- (of a frequency distribution or its graphical representation) having greater kurtosis than the normal distribution; more concentrated about the mean.
That probably didn’t clarify things a whole lot if you’re not a statistician but in essence leptokurtic refers to a flatter distribution with fatter tails. Or in plain english as it relates to investing, share prices can pop or drop by much larger amounts than have been seen historically.
So why are we discussing leptokurtic distributions?
Because in the future you should expect to see more of it, and that in turn has implications for your portfolio.
Let’s start by examining FedEx.
Crazy FedEx Earnings
When FedEx pre-announced earnings most recently its share price plunged by 21%, wiping $11 billion off its market capitalization instantly.
Management announced a slowdown in global shipment volumes and CEO Raj Subramaniam stated that the economy is “going into a worldwide recession”.
As cargo volumes decline, the heartbeat of economic activity is slowing and FedEx just sounded the alarm.
Any optimists who were hopeful that the horizon would be brighter had their hopes slashed. After all, FedEx cannot be dismissed as a standalone company. The CEO summarized the company’s position in the global economy best:
“We are a reflection of everybody else’s business, especially the high-value economy in the world”
When FedEx experiences a downturn, it spells doom more broadly for the global economy.
Indeed, when the clouds loom over FedEx a turnaround is not around the corner. As a result, the pre-announcement by FedEx which was accompanied by cost-cutting measures, such as closing 90 offices worldwide, was met with horror.
Investors quickly realized the future is bleak for the global economy and slashed FedEx’s valuation.
FedEx: The Tip Of the Iceberg
Now returning to our leptokurtic discussion. The “fat tail” share price plunge in FedEx occurred because the reality of how bad things are in the global economy eclipsed expectations among investors.
The disconnect between expectations and reality as more companies report will close but until the gap diminishes, expect more leptokurtic distributions in share prices. Or in other words, expect much greater share price moves than have historically been seen.
In the case of FedEx, you had to go back all the way to 1978 to uncover a plunge in share price as bad as the one seen in mid-September.
Are “once-in-50-year” moves the new normal? Almost certainly.

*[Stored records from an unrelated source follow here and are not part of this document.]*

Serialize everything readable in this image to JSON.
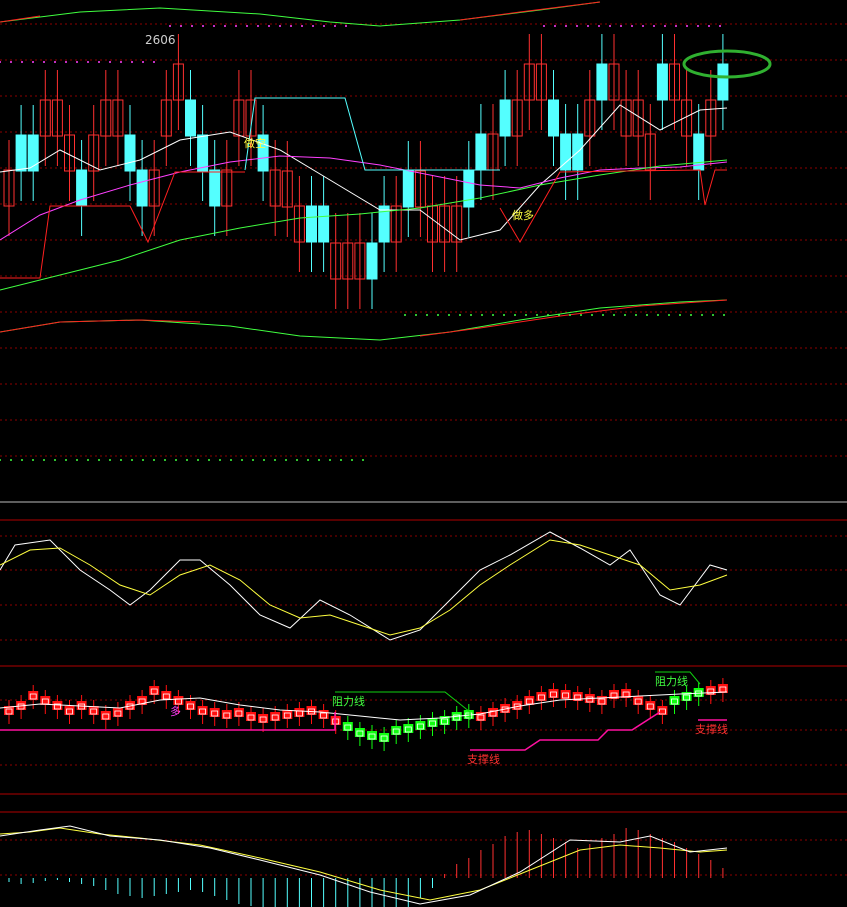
{
  "colors": {
    "bg": "#000000",
    "up": "#ff3030",
    "down": "#54ffff",
    "ma_white": "#ffffff",
    "ma_magenta": "#ff40ff",
    "ma_green": "#40ff40",
    "band_red": "#ff2020",
    "band_green": "#40ff40",
    "grid": "#8b0000",
    "stop_red": "#ff2020",
    "stop_cyan": "#54ffff",
    "kdj_white": "#ffffff",
    "kdj_yellow": "#ffff40",
    "bar_red": "#ff1010",
    "bar_green": "#10ff10",
    "resist": "#10d010",
    "support": "#ff10a0",
    "annot_yellow": "#ffff40",
    "annot_green": "#40ff40",
    "annot_red": "#ff3030",
    "highlight": "#30b030"
  },
  "main_panel": {
    "price_label": "2606",
    "annot_short": "做空",
    "annot_long": "做多",
    "highlight_marker": "green-ellipse"
  },
  "panel3": {
    "annot_duo": "多",
    "resist_label_1": "阻力线",
    "resist_label_2": "阻力线",
    "support_label_1": "支撑线",
    "support_label_2": "支撑线"
  },
  "chart_data": {
    "type": "candlestick",
    "title": "",
    "xlabel": "",
    "ylabel": "",
    "candles_bias_series": [
      "up",
      "down",
      "down",
      "up",
      "up",
      "up",
      "down",
      "up",
      "up",
      "up",
      "down",
      "down",
      "up",
      "up",
      "up",
      "down",
      "down",
      "down",
      "up",
      "up",
      "up",
      "down",
      "up",
      "up",
      "up",
      "down",
      "down",
      "up",
      "up",
      "up",
      "down",
      "down",
      "up",
      "down",
      "up",
      "up",
      "up",
      "up",
      "down",
      "down",
      "up",
      "down",
      "up",
      "up",
      "up",
      "down",
      "down",
      "down",
      "up",
      "down",
      "up",
      "up",
      "up",
      "up",
      "down",
      "up",
      "up",
      "down",
      "up",
      "down",
      "up",
      "down",
      "up",
      "down",
      "up",
      "down",
      "up",
      "up",
      "up",
      "up",
      "up",
      "down",
      "up",
      "down"
    ],
    "panels": [
      "price",
      "oscillator",
      "trend-bars",
      "macd"
    ]
  }
}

For portfolio construction that means, select stocks that are anti-fragile – benefit from shocks as opposed to fragile stocks that break from them – have rock solid balance sheets, secular growth, and lots of cash in the bank to withstand downturns.